- Per-pupil funding ranges from a low of $9,800 per-pupil in property poor districts to a high of $28,400 per-pupil in high wealth districts (i.e., nearly 3 times more money than is spent in poor districts).
On April 21, 2015, the Commonwealth Court of Pennsylvania dismissed plaintiffs’ action, citing separation of grounds due to the insufficiency of the plaintiffs’ proposed strategy. The court also rejected the plaintiffs’ arguments that the educational funding targets established by the legislature provided the court with manageable standards to determine if the state had fulfilled its duty to support a sound basic education. In his decision, Judge Pelligrini declined to declare education an affirmative constitutional right of each child in the state. Instead, he interpreted the state’s education clause based on prior Supreme Court decisions in Danson v. Casey, 399 A.2d 360 (Pa. 1979), and Marrero v. Commonwealth, 709 A.2d 956, 959 (Pa. Cmwlth. 1998), aff’d, 739 A.2d 110 (Pa. 1999) (Marrero II) which both held that plaintiffs ultimately failed to provide a cause of action that could justiciable, resulting in the dismissal of their trial.
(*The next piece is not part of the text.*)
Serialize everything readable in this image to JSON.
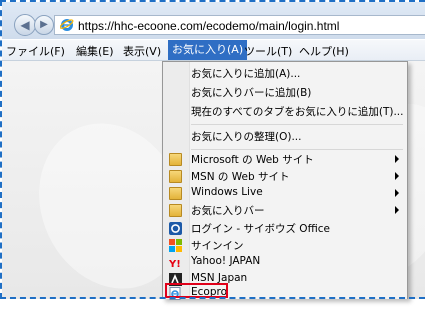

In a scathing 86-page decision that overruled three major rulings of predecessor state supreme courts, the Pennsylvania Supreme Court held in September, 2017 that there are judicially manageable standards for determining whether the state’s funding system is currently providing students a “thorough and efficient education” and that plaintiffs should have an opportunity at trial to prove that current funding levels are inadequate (William Penn Sch. Dist. et al v. Pennsylvania Department of Education). The Court’s 5-2 decision reversed the lower court ruling that had held these issues to be non-justiciable, and it firmly rejected three prior precedents that the Pennsylvania Supreme Court had issued over the past 40 years. These cases had held that challenges to the state’s education finance system were political questions that should be determined solely by the legislature with no judicial review. (For a discussion of these prior cases, see Historical Background.)
In reaching its conclusion, the court reviewed extensively the history of education finance litigation throughout the United States and relied strongly on the fact that the courts in most sister states had determined that these issues were capable of effective judicial review:
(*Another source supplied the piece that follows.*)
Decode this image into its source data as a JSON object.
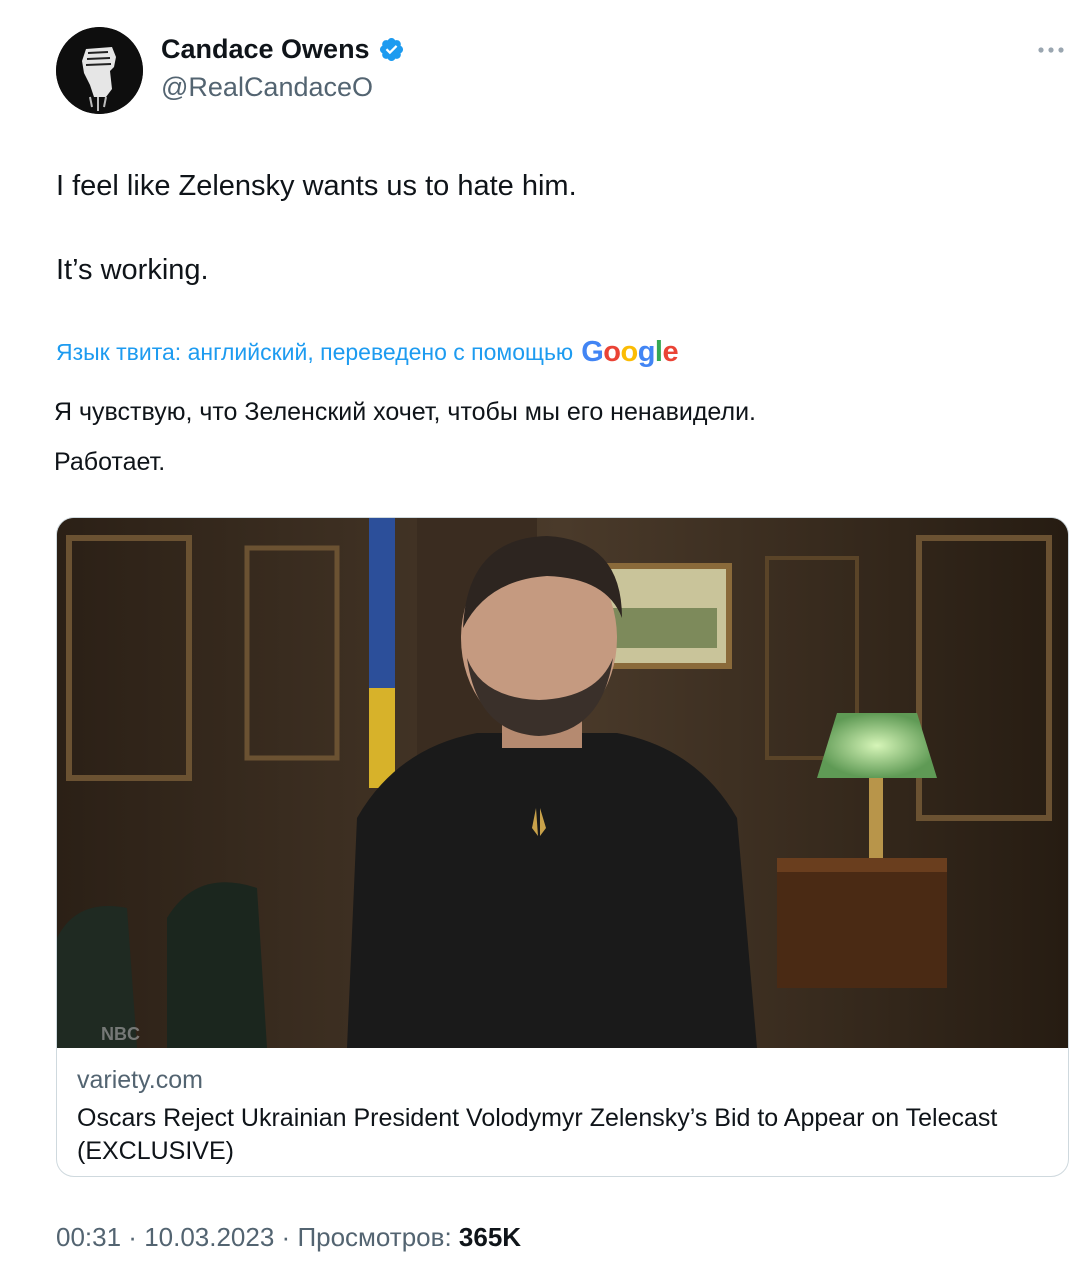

These many decisions stand for the proposition that courts in a substantial majority of American jurisdictions have declined to let the potential difficulty and conflict that may attend constitutional oversight of education dissuade them from undertaking the task of judicial review…[C]enturies of litigation leading to judicially enforceable definitions of such vague terms as “probable cause,” “due process,” “equal protection,” and “cruel and unusual punishment” undermine the [defendants’] argument. Courts give meaning routinely to all manner of amorphous constitutional concepts, including those that lie at the intersection of legislative prerogative and judicial review.
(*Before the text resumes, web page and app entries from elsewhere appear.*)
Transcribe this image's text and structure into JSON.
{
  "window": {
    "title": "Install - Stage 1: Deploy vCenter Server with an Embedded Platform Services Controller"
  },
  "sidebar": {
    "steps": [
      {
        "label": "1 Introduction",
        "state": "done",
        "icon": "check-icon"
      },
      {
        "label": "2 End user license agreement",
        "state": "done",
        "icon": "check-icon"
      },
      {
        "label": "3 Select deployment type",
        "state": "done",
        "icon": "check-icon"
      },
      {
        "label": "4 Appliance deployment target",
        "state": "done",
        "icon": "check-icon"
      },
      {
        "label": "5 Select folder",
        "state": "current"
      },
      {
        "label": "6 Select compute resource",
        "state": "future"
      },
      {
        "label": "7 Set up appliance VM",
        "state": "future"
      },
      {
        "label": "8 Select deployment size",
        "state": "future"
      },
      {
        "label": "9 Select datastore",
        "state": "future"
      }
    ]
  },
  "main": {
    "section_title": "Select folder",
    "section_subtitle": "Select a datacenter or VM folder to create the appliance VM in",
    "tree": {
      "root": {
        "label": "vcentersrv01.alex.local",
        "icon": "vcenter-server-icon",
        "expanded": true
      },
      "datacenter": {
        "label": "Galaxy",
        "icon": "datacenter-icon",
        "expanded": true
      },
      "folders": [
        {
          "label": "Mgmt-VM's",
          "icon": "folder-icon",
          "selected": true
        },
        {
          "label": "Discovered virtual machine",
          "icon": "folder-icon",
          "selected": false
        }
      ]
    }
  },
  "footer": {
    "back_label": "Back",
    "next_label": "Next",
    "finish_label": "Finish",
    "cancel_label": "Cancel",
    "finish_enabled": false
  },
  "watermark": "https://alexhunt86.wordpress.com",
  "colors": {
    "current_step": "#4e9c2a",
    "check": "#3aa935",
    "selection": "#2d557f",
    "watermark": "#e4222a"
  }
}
The Court also noted that judicial abstention from considering these constitutional issues would mean that “the obligation to support and maintain a ‘thorough and efficient system of public education’ will jostle on equal terms with non-constitutional considerations that the people deemed unworthy of embodying in their constitution.”
The Courts’ rejection of its predecessor courts’ positions on these issues was unusually biting. It held that the prior state supreme court rulings ‘had little developed reasoning,” constituted “an unstable three-legged stool….[that can bear] little weight,” and had substantial deficiencies in “rigor, clarity and consistency.” The Court also ruled that plaintiffs’ claims that the current system was inequitable and violated the state constitution’s equal protection clause were justiciable.
The case was remanded to the trial court for further proceedings to determine 1) what precisely the constitution’s “thorough and efficient” clause means; 2) whether the state’s current school funding system is adequate in accordance with that meaning; and 3) whether the current distribution of state funds results in widespread deprivations of resources in economically disadvantaged districts.
Last updated: March 2018